---- ENTRIES PROVIDED

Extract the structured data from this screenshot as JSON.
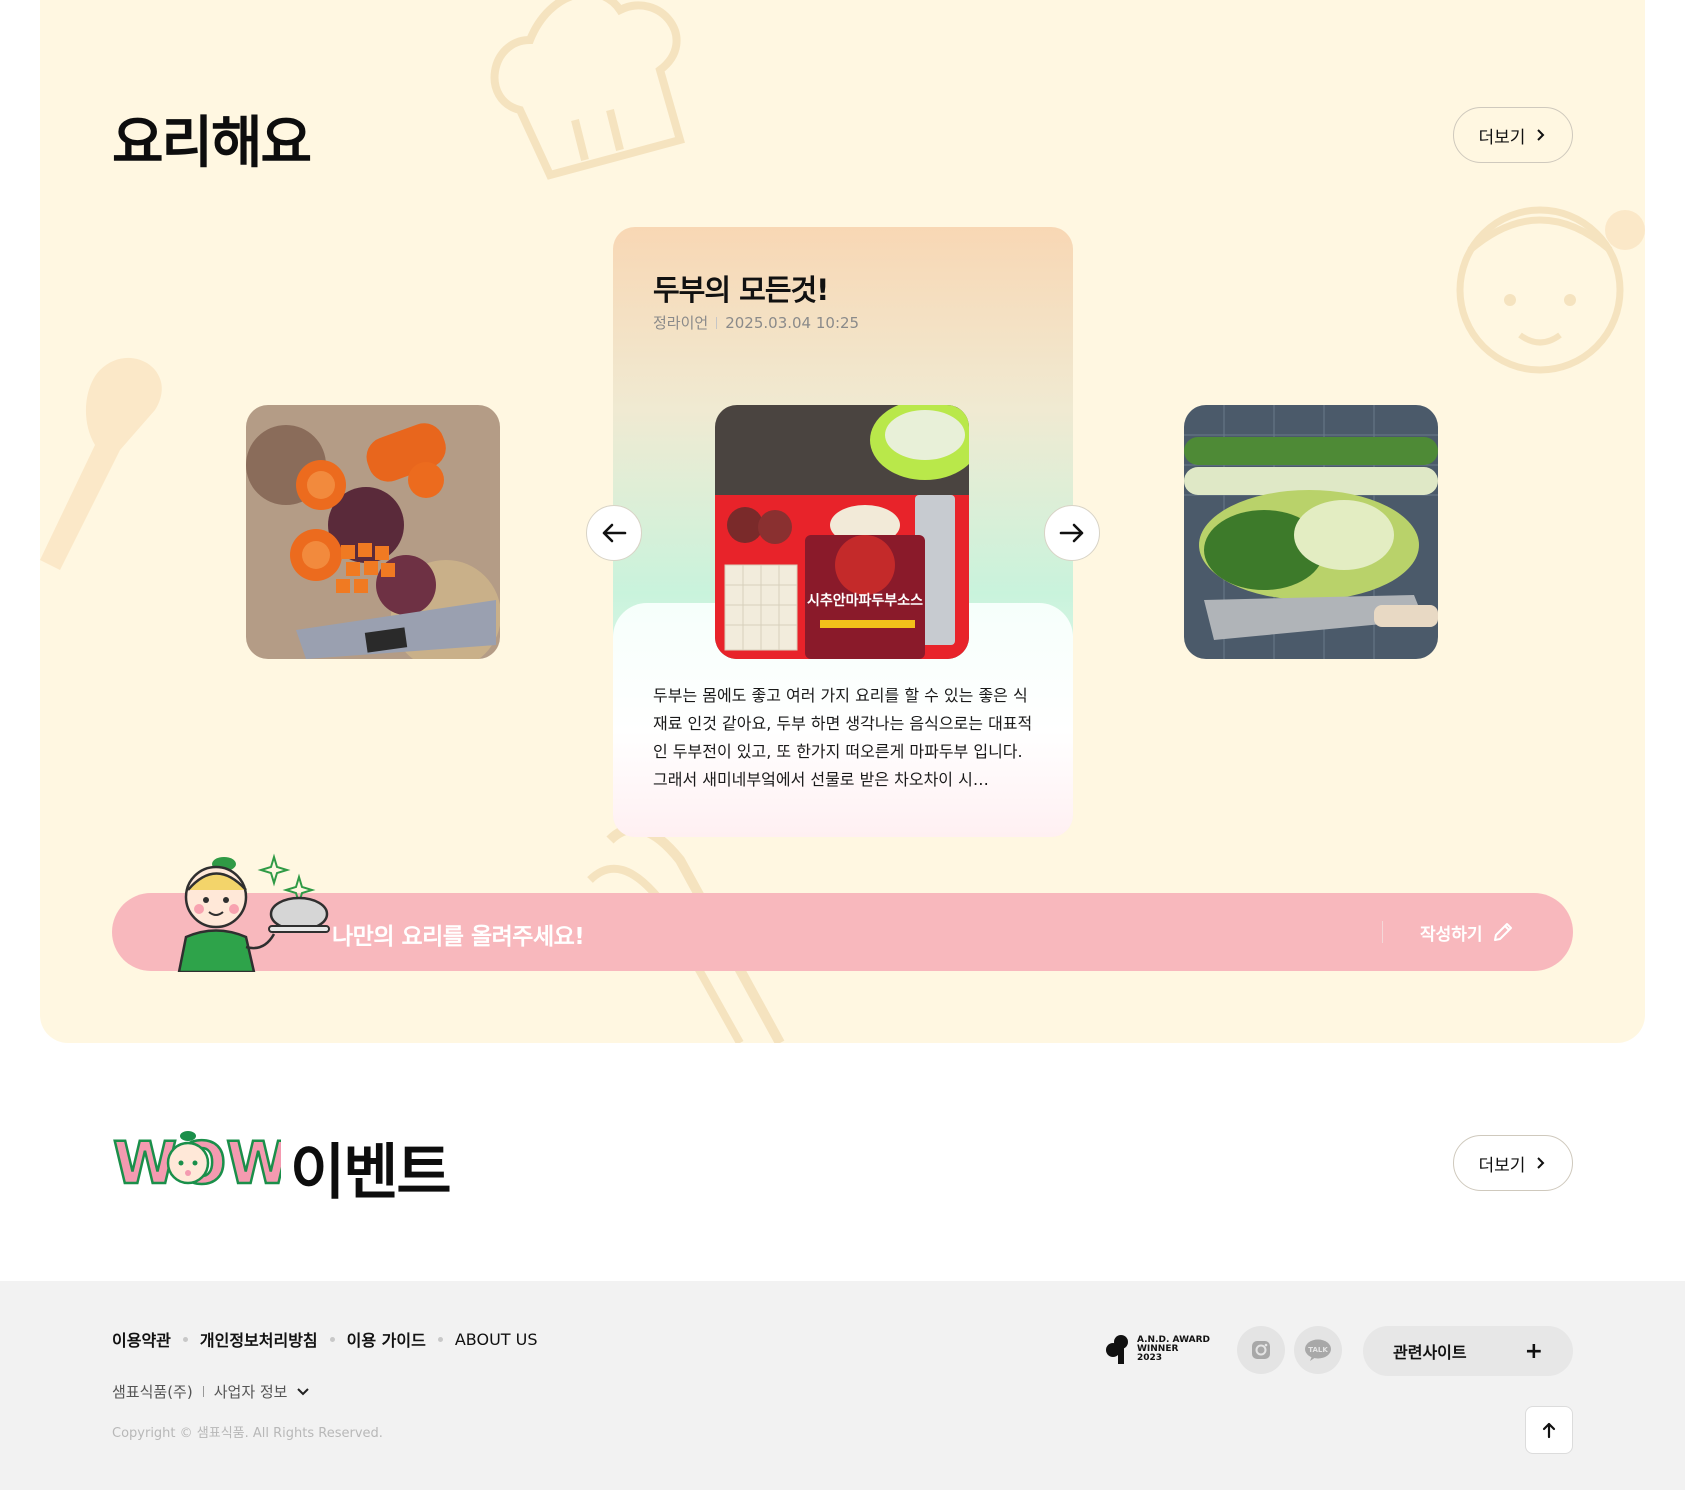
{
  "cooking": {
    "title": "요리해요",
    "more_label": "더보기",
    "card": {
      "title": "두부의 모든것!",
      "author": "정라이언",
      "date": "2025.03.04 10:25",
      "body": "두부는 몸에도 좋고 여러 가지 요리를 할 수 있는 좋은 식재료 인것 같아요, 두부 하면 생각나는 음식으로는 대표적인 두부전이 있고, 또 한가지 떠오른게 마파두부 입니다. 그래서 새미네부엌에서 선물로 받은 차오차이 시…",
      "package_text": "시추안마파두부소스"
    },
    "upload_banner": {
      "text": "나만의 요리를 올려주세요!",
      "write_label": "작성하기"
    }
  },
  "event": {
    "logo_text": "WOW!",
    "title": "이벤트",
    "more_label": "더보기"
  },
  "footer": {
    "links": [
      "이용약관",
      "개인정보처리방침",
      "이용 가이드",
      "ABOUT US"
    ],
    "company": "샘표식품(주)",
    "business_info_label": "사업자 정보",
    "copyright": "Copyright © 샘표식품. All Rights Reserved.",
    "award": {
      "line1": "A.N.D. AWARD",
      "line2": "WINNER",
      "line3": "2023"
    },
    "talk_label": "TALK",
    "related_sites_label": "관련사이트",
    "related_sites_icon": "plus-icon"
  },
  "colors": {
    "section_bg": "#fff7e1",
    "banner_pink": "#f8b8bd",
    "footer_bg": "#f2f2f2",
    "wow_green": "#1a8f4a",
    "wow_pink": "#f49ab0"
  }
}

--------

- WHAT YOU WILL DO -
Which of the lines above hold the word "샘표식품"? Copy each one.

- EXPECTED ANSWER -
    "company": "샘표식품(주)",
    "copyright": "Copyright © 샘표식품. All Rights Reserved.",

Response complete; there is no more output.